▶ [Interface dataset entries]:
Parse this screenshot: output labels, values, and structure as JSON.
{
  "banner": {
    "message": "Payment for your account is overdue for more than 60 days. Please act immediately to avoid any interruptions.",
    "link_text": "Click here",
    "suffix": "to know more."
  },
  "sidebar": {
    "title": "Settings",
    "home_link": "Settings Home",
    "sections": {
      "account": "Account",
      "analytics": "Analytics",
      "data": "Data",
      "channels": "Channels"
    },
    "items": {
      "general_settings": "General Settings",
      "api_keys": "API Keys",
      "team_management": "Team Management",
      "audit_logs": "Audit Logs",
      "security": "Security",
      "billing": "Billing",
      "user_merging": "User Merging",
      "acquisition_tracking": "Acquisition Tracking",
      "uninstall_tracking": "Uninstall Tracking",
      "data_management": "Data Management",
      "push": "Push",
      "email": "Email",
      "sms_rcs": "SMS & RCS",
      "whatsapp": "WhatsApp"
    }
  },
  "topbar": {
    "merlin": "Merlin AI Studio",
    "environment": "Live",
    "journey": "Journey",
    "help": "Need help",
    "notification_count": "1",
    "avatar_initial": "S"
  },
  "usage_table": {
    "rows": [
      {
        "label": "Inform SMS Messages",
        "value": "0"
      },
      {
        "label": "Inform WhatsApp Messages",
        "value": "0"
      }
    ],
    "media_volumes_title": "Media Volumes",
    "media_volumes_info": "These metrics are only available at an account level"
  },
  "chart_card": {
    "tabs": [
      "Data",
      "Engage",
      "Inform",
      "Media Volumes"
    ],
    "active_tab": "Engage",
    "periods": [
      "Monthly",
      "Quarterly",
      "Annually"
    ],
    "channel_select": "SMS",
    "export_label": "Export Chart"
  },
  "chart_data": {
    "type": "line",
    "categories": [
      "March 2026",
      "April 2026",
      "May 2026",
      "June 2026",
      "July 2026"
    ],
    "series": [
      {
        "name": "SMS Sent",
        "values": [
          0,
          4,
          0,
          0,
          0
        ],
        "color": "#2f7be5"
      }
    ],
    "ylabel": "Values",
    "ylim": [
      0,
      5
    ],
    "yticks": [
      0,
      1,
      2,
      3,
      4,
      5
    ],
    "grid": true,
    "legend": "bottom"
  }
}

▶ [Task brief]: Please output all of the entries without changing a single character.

▶ [Reply to the task]:
Parse this screenshot: output labels, values, and structure as JSON.
{
  "banner": {
    "message": "Payment for your account is overdue for more than 60 days. Please act immediately to avoid any interruptions.",
    "link_text": "Click here",
    "suffix": "to know more."
  },
  "sidebar": {
    "title": "Settings",
    "home_link": "Settings Home",
    "sections": {
      "account": "Account",
      "analytics": "Analytics",
      "data": "Data",
      "channels": "Channels"
    },
    "items": {
      "general_settings": "General Settings",
      "api_keys": "API Keys",
      "team_management": "Team Management",
      "audit_logs": "Audit Logs",
      "security": "Security",
      "billing": "Billing",
      "user_merging": "User Merging",
      "acquisition_tracking": "Acquisition Tracking",
      "uninstall_tracking": "Uninstall Tracking",
      "data_management": "Data Management",
      "push": "Push",
      "email": "Email",
      "sms_rcs": "SMS & RCS",
      "whatsapp": "WhatsApp"
    }
  },
  "topbar": {
    "merlin": "Merlin AI Studio",
    "environment": "Live",
    "journey": "Journey",
    "help": "Need help",
    "notification_count": "1",
    "avatar_initial": "S"
  },
  "usage_table": {
    "rows": [
      {
        "label": "Inform SMS Messages",
        "value": "0"
      },
      {
        "label": "Inform WhatsApp Messages",
        "value": "0"
      }
    ],
    "media_volumes_title": "Media Volumes",
    "media_volumes_info": "These metrics are only available at an account level"
  },
  "chart_card": {
    "tabs": [
      "Data",
      "Engage",
      "Inform",
      "Media Volumes"
    ],
    "active_tab": "Engage",
    "periods": [
      "Monthly",
      "Quarterly",
      "Annually"
    ],
    "channel_select": "SMS",
    "export_label": "Export Chart"
  },
  "chart_data": {
    "type": "line",
    "categories": [
      "March 2026",
      "April 2026",
      "May 2026",
      "June 2026",
      "July 2026"
    ],
    "series": [
      {
        "name": "SMS Sent",
        "values": [
          0,
          4,
          0,
          0,
          0
        ],
        "color": "#2f7be5"
      }
    ],
    "ylabel": "Values",
    "ylim": [
      0,
      5
    ],
    "yticks": [
      0,
      1,
      2,
      3,
      4,
      5
    ],
    "grid": true,
    "legend": "bottom"
  }
}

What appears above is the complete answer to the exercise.